Task goal
Every record must be restated exactly as written.

Data extracted from a collection

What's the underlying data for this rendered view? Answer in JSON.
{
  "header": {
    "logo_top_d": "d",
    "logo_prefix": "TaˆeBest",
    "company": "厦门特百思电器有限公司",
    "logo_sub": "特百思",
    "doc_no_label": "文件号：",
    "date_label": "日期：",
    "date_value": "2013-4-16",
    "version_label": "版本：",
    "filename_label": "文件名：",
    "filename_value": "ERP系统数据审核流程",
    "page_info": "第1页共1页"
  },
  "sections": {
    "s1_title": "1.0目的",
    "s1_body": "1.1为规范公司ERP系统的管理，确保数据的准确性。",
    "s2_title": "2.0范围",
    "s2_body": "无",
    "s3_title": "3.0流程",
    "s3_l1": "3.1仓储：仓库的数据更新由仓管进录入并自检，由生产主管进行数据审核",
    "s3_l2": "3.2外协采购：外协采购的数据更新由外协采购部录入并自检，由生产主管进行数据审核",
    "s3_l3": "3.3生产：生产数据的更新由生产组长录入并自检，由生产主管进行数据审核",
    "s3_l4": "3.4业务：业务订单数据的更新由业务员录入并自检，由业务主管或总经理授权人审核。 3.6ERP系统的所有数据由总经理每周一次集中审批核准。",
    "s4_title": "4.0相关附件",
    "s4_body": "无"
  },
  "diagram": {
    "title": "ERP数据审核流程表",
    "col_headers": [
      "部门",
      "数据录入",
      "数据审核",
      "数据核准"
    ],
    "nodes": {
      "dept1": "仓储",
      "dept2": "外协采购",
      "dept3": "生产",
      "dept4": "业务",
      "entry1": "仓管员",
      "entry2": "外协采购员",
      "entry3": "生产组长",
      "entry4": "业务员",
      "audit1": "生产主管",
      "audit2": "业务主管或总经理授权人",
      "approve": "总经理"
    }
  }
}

Exercise result
What's the underlying data for this rendered view? Answer in JSON.
{
  "header": {
    "logo_top_d": "d",
    "logo_prefix": "TaˆeBest",
    "company": "厦门特百思电器有限公司",
    "logo_sub": "特百思",
    "doc_no_label": "文件号：",
    "date_label": "日期：",
    "date_value": "2013-4-16",
    "version_label": "版本：",
    "filename_label": "文件名：",
    "filename_value": "ERP系统数据审核流程",
    "page_info": "第1页共1页"
  },
  "sections": {
    "s1_title": "1.0目的",
    "s1_body": "1.1为规范公司ERP系统的管理，确保数据的准确性。",
    "s2_title": "2.0范围",
    "s2_body": "无",
    "s3_title": "3.0流程",
    "s3_l1": "3.1仓储：仓库的数据更新由仓管进录入并自检，由生产主管进行数据审核",
    "s3_l2": "3.2外协采购：外协采购的数据更新由外协采购部录入并自检，由生产主管进行数据审核",
    "s3_l3": "3.3生产：生产数据的更新由生产组长录入并自检，由生产主管进行数据审核",
    "s3_l4": "3.4业务：业务订单数据的更新由业务员录入并自检，由业务主管或总经理授权人审核。 3.6ERP系统的所有数据由总经理每周一次集中审批核准。",
    "s4_title": "4.0相关附件",
    "s4_body": "无"
  },
  "diagram": {
    "title": "ERP数据审核流程表",
    "col_headers": [
      "部门",
      "数据录入",
      "数据审核",
      "数据核准"
    ],
    "nodes": {
      "dept1": "仓储",
      "dept2": "外协采购",
      "dept3": "生产",
      "dept4": "业务",
      "entry1": "仓管员",
      "entry2": "外协采购员",
      "entry3": "生产组长",
      "entry4": "业务员",
      "audit1": "生产主管",
      "audit2": "业务主管或总经理授权人",
      "approve": "总经理"
    }
  }
}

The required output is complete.